EXERCISE – Filter the records below and copy every line containing the word "locations".

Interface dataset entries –
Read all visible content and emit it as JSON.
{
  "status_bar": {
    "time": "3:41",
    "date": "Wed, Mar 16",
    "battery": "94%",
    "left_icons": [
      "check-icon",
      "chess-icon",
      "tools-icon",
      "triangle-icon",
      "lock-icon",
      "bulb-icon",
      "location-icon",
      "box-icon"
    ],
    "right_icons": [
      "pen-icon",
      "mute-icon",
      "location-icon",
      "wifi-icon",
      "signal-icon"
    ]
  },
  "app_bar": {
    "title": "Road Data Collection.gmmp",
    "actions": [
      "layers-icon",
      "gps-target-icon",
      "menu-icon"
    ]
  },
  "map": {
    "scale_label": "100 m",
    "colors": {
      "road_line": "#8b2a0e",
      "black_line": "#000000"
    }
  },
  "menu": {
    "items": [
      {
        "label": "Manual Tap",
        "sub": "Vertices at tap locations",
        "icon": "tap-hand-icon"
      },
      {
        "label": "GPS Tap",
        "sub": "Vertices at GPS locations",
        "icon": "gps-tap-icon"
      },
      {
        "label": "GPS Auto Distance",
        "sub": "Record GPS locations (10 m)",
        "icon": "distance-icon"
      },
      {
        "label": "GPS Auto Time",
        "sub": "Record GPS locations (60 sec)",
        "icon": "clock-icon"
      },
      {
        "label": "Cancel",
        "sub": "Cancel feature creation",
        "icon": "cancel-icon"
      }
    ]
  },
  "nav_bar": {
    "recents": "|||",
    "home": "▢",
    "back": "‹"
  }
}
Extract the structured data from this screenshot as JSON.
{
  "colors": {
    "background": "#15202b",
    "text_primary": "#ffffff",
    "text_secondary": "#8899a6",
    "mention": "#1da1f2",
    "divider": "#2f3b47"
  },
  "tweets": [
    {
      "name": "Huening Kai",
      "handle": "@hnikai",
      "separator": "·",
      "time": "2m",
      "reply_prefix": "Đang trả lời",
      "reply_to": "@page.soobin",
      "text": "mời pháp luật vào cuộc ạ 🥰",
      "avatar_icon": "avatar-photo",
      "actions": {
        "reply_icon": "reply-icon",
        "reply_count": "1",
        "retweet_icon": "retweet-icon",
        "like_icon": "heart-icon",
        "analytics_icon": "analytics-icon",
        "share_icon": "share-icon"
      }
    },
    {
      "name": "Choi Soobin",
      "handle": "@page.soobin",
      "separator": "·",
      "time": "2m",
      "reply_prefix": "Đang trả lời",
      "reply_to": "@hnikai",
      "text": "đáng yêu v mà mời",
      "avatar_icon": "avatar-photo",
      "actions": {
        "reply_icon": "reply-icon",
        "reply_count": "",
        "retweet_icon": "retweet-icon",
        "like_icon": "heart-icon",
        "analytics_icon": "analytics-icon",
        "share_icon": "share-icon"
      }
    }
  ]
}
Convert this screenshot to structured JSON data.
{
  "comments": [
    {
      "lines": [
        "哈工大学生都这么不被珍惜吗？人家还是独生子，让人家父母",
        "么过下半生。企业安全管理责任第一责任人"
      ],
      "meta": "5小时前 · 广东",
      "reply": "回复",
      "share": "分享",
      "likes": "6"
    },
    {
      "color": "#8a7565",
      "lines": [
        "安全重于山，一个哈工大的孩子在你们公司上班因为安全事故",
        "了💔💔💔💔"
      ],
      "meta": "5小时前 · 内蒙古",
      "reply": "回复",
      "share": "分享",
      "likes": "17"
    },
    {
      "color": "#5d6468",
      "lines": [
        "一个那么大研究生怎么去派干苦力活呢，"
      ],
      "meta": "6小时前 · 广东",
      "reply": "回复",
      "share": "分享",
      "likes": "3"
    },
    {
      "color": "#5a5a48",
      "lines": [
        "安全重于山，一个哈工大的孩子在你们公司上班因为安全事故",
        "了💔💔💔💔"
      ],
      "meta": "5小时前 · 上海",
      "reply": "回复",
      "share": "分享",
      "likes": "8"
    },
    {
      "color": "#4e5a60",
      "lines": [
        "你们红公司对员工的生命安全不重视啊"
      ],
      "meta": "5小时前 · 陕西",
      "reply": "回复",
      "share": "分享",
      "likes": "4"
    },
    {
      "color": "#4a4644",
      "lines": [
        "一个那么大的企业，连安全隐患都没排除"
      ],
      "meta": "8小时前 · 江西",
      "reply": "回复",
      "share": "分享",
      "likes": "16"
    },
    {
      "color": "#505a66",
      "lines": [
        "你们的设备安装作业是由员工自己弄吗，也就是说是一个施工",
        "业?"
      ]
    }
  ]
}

TASK SOLUTION –
        "sub": "Vertices at tap locations",
        "sub": "Vertices at GPS locations",
        "sub": "Record GPS locations (10 m)",
        "sub": "Record GPS locations (60 sec)",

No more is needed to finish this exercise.